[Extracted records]
_ _ _ _ _ _ _

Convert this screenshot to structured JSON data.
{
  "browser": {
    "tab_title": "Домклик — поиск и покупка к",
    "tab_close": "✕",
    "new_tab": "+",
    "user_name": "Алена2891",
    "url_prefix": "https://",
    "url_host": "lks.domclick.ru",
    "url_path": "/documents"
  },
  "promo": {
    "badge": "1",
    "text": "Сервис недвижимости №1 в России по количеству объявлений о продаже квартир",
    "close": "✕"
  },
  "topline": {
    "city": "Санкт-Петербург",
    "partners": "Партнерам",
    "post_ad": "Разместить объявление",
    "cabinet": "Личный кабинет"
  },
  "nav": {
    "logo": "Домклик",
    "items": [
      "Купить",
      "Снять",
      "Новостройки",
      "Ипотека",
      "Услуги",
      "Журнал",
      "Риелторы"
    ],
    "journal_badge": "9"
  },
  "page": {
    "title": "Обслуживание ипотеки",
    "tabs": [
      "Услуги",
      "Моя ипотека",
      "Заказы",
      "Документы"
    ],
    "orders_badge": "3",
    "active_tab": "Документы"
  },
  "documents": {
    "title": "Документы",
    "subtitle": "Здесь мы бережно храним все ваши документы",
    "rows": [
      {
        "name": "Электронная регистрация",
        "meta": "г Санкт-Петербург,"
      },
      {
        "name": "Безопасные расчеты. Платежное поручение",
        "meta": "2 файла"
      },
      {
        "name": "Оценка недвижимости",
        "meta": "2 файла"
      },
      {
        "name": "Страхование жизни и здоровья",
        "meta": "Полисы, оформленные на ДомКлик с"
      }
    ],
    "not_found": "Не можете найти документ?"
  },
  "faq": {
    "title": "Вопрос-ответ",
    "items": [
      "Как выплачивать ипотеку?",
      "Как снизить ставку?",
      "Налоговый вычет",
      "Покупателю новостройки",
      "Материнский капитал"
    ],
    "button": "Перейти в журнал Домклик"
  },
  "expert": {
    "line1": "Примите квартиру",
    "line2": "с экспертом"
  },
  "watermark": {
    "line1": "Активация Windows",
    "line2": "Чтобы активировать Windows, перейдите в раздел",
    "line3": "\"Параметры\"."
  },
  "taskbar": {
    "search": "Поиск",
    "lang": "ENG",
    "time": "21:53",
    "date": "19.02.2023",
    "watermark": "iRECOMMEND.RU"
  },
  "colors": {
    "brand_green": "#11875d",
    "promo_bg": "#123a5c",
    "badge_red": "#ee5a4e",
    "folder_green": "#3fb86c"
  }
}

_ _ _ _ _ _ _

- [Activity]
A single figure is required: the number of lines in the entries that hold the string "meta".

- [Answer for the task]
4